Alas, the point is the person in the chat will be able to see exactly where you are. I used this with my mother to show her where I was when I left the home one day, but it’s a feature I think will be useful for families, and keeping kids safe. Say, a kid leaving school, etc. It’s not exactly exclusive, though, as WhatsApp has the same exact feature, though, as do iPhones with the “Find My” app.

But what is exclusive to Teams is the Safe. Setting this up is simple, as you’ll need to enter a PIN (and store an encryption key for it on your MSA.) You’ll then need to grant your contact access to your safe, and they’ll be able to access it in real-time (or vice versa, too.) This is a great way to share information like passwords, passports, memberships, and more. Once you share your safe, the contact will be able to access it, too, and add content. I used it with my mother to share step by step instructions on how to do things in Teams and to give her the WiFi password. This is quite nifty, and Safe is even locked behind FaceID or TouchID for extra security. I have yet to see something like this on other messaging platforms, and it’s really Teams’ big potential.

Then there are the other features. You can create a shared calendar so you and contact can plan an event. You also can create a shared task. This one was useful for me and my mother, as I left her a grocery list, and she was able to check things off as she went to the store. Meanwhile, as I was home and was able to see the things she picked up from the store as she checked it off the list. Again, something that can be useful for families and giving children tasks or chores to do.

Finally, there is the ability to upload files. If you and the person you’re sharing the file with both share or have a Microsoft 365 subscription, you can edit and co-edit the documents together by viewing the file in Teams, and then opening it through the Office app. This is great, as it combines the power of Office with Teams, allowing you to get your maximum productivity.

Still some faults, but still great

After one week, I’m now a believer in Microsoft Teams being used by consumers. Although most features are already on iMessage, WhatsApp, and other platforms, it’s great to see Teams expand its reach. After all, most people already likely use Teams for work, so why not bring it into their homes, too?

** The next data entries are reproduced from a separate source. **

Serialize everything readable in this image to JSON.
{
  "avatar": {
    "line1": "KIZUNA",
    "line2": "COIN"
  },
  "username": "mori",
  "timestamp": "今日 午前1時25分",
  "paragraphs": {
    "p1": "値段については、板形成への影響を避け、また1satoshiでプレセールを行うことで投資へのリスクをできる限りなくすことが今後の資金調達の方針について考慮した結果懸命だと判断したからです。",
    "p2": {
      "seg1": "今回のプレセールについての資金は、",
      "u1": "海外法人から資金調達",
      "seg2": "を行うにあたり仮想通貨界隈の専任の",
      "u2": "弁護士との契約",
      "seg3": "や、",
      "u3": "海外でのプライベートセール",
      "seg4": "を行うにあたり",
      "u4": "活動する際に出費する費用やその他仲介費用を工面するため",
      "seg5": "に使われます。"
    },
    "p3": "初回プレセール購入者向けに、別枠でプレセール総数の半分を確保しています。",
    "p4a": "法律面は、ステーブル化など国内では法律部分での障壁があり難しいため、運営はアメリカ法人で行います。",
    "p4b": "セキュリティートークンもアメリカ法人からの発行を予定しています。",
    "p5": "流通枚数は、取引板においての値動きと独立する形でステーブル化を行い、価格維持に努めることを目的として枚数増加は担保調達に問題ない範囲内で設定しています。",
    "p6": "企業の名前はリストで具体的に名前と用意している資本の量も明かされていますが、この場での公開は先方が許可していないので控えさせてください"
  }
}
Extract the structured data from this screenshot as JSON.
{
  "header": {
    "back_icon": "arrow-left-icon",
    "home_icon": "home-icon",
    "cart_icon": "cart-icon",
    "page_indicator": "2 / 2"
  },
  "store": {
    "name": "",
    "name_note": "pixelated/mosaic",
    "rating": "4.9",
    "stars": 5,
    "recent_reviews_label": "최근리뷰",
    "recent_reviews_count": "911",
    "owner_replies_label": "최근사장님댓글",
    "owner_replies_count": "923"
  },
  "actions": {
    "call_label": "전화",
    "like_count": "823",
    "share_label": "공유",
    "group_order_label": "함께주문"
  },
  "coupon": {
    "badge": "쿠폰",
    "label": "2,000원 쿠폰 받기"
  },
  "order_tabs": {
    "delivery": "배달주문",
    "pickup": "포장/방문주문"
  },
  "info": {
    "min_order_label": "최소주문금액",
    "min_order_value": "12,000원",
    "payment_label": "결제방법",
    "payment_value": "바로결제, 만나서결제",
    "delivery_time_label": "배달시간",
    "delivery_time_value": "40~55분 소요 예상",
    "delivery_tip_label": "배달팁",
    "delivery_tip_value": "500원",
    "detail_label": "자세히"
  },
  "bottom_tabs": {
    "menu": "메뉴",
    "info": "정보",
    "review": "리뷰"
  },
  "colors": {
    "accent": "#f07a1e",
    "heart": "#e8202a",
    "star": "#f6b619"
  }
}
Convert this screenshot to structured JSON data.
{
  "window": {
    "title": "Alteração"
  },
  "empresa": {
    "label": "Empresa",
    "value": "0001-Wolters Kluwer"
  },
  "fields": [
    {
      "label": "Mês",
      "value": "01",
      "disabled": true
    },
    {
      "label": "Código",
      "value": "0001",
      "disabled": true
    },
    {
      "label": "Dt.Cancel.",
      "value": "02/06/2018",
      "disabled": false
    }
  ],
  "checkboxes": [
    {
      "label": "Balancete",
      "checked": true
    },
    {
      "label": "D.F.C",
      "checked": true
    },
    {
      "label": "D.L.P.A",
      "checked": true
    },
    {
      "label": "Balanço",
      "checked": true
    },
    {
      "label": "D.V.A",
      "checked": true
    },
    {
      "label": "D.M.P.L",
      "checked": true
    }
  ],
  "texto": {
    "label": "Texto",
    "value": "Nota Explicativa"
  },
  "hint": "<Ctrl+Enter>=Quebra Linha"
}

But, not everything is perfect. Currently, Teams’ consumer features are only available on the mobile apps. There is no way to enjoy it on the desktop. Photos, videos, and other content sent on Teams don’t easily transfer to desktop, as they would with enterprise and business.

Also, switching between work and personal accounts could lead to some serious problems. It really annoyed me to get double notifications, from both work and my personal account when using a single app for communication

This experience is still in beta, so more changes could be coming soon. Until then, I am a believer. Here’s to hoping that Teams become just as popular as WhatsApp.